Another mechanical mechanism which may be con­ tríbuting to the funcrional improvement  seen. relates to  a commenr recently made to me by Gad Alon. PhD. PT and biomechanist. He said that. among all of the force vecrnrs acting to make life difficult for persons wírh movement control problems, external vector forces probably cause the biggest problems. By dampening external force vectors, containing movement, yet ailow­ ing it, persons may be assisted to  redirect force vectors to a more even force generation. thereby improVing their functional movement control. Such a factor may allow them to combine muscle activation  in a greater variety of combinations. and with greater predictability.

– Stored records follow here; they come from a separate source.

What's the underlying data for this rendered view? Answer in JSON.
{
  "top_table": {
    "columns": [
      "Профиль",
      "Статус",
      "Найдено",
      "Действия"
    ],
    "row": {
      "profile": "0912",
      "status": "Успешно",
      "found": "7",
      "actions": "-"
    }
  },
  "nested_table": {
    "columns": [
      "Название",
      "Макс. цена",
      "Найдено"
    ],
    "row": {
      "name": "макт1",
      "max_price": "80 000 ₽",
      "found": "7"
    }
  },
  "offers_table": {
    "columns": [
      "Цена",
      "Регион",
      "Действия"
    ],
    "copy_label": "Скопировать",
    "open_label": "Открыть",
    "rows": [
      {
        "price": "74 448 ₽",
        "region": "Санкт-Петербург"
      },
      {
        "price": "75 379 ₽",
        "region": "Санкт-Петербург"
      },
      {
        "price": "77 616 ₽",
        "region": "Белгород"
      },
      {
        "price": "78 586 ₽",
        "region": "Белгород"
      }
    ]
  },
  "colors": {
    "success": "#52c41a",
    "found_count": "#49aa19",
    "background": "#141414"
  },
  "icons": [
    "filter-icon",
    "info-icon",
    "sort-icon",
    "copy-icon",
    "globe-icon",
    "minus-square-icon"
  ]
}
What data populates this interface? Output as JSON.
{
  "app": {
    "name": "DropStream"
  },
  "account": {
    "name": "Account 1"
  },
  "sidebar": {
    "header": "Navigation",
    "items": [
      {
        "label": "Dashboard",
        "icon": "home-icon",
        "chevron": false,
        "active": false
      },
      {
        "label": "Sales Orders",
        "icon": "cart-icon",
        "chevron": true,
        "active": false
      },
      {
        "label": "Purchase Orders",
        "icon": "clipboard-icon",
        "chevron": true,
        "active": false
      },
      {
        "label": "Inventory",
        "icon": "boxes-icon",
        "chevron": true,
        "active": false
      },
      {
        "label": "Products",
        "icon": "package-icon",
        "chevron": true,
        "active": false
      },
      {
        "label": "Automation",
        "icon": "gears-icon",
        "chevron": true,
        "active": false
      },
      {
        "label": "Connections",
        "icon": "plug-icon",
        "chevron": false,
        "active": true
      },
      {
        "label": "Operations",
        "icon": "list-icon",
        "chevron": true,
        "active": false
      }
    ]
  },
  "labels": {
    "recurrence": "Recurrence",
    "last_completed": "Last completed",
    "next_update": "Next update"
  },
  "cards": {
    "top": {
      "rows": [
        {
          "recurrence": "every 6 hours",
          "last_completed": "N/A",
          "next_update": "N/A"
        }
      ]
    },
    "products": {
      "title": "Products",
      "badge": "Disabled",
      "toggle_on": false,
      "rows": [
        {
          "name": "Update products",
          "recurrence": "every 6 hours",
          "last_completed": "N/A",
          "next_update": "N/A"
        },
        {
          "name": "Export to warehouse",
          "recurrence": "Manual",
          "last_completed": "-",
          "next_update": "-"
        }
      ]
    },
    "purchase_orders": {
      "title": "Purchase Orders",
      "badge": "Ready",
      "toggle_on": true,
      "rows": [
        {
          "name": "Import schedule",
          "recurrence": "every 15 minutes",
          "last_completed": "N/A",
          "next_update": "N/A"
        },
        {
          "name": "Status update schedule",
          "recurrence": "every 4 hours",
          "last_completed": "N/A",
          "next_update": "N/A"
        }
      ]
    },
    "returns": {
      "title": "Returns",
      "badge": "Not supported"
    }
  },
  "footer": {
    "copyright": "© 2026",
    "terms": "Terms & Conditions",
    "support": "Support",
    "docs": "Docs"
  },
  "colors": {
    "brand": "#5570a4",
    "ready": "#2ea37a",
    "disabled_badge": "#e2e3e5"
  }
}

This may partially account for the  ínitial  and  continued more rapid learning curve for movement. stability, con uol and balance seen with the addition of flexible com­ pression bracing to an already-established therapy intervention programme. It may also account for the observation that. even though  function  is  improved with compression bracing on, irnproved control gener­ alizes over time to siruations without brace wear. The dependency curve appears to lessen with  wear, instead Of “inGreasirii.

Conclusion 

Though it is still a relarively uncharted area of exploration, our preliminary experiences using Lycra compress10n bracing show consístent functíonal improvements in children with sensorimotor deficits. Other compression bracing systems which have devel­ oped simultaneously. such as the Up-Suit from Perth, Australia[]], ail appear to be made with less growrh and rherapist discretion to adjustability, out of  materials with less ease of multi-directional srretch. The SPIO system developed in this area, and in this  regard, appears to have sorne dístinct advancages.

At the same time it is crucial that we forge ahead with therapeutically helpful tools to improve function  in daily living for individuals with sensorimotor deficits. Fabrication of bracin_g.  and  suppon systems  which both contain inirial costs and permü significant growth. is especially important for children and young farnilies. Certainly more exploration and specific data collec­ rion 1.,vith different popu!ations of children and adults with neuromotor deficits needs w be done in all areas of therapeutic imervention. Flexible compression bracing is no exception. From our experience, it does show excellent promise for ongoing improvement in daily function, especiall:y in !-hose in whom proprioceptive deficits and/or stability deficits are major concems. Great care must be exercísed, however, that this is not the latest ·carrot’ dangled in front of parents and  per sons with neuromotor deficits. Initial problem-solving \Vith 6-inch elastíc wraps. which are often available in the therapeutic serting, can provide valuable immediate feedback as to the potential value of such bracing for specífic individuals.